+++ The input
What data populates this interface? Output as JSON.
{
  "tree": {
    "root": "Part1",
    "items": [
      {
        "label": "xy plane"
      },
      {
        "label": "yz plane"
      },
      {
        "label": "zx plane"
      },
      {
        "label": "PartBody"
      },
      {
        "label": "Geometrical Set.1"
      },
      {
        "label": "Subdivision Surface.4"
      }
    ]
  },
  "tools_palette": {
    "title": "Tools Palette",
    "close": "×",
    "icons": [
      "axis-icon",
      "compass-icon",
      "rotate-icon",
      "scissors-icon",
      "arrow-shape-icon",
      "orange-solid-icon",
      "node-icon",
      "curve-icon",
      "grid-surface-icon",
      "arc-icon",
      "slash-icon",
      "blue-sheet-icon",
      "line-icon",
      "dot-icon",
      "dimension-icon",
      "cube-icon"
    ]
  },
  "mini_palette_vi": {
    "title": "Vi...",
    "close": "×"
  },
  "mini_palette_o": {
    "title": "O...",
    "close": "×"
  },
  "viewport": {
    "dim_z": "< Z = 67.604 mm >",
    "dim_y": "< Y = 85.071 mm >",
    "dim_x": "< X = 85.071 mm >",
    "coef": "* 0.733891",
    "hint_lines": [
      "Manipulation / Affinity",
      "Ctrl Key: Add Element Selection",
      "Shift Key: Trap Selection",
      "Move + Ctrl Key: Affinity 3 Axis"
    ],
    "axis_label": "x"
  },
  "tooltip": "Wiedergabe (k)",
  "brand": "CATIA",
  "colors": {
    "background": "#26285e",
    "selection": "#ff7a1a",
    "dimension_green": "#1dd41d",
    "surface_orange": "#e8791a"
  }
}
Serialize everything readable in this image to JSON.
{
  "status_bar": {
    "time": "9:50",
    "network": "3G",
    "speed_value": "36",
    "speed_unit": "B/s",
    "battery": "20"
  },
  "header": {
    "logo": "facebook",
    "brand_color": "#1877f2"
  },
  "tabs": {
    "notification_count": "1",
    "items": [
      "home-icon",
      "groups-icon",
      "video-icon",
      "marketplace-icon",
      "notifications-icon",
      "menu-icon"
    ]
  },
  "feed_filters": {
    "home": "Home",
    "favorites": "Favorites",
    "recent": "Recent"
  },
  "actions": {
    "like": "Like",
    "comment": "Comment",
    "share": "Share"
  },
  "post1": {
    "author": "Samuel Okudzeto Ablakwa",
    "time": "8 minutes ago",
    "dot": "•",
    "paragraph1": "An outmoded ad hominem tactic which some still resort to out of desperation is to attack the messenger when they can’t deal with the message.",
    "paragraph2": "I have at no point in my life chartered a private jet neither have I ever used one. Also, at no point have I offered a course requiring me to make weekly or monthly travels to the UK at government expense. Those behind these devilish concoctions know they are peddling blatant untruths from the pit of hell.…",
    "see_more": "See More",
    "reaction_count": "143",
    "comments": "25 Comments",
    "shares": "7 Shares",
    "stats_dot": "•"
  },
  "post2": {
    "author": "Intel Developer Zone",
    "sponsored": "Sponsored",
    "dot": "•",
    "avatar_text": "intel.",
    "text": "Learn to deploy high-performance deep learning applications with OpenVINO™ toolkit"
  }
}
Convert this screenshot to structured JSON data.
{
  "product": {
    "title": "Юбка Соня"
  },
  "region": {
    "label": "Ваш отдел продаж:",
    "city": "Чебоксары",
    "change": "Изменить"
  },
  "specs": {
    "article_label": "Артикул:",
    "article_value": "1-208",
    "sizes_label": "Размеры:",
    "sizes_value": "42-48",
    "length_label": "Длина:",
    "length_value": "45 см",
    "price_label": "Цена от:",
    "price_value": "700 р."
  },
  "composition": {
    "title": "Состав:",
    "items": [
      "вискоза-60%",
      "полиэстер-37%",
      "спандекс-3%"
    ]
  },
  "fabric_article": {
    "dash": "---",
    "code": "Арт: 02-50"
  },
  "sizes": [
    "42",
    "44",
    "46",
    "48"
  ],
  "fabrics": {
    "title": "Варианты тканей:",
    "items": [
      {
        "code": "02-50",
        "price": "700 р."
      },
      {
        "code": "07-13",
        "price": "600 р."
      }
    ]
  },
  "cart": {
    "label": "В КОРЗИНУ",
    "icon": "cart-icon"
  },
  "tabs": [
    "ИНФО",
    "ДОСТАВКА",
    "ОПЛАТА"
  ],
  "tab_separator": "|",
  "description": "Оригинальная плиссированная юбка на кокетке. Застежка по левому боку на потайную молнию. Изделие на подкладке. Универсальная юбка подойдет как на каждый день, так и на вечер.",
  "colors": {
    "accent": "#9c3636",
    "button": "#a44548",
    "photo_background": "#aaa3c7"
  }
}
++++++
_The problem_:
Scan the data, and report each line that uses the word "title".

_Answer to this task_:
    "title": "Tools Palette",
    "title": "Vi...",
    "title": "O...",
    "title": "Юбка Соня"
    "title": "Состав:",
    "title": "Варианты тканей:",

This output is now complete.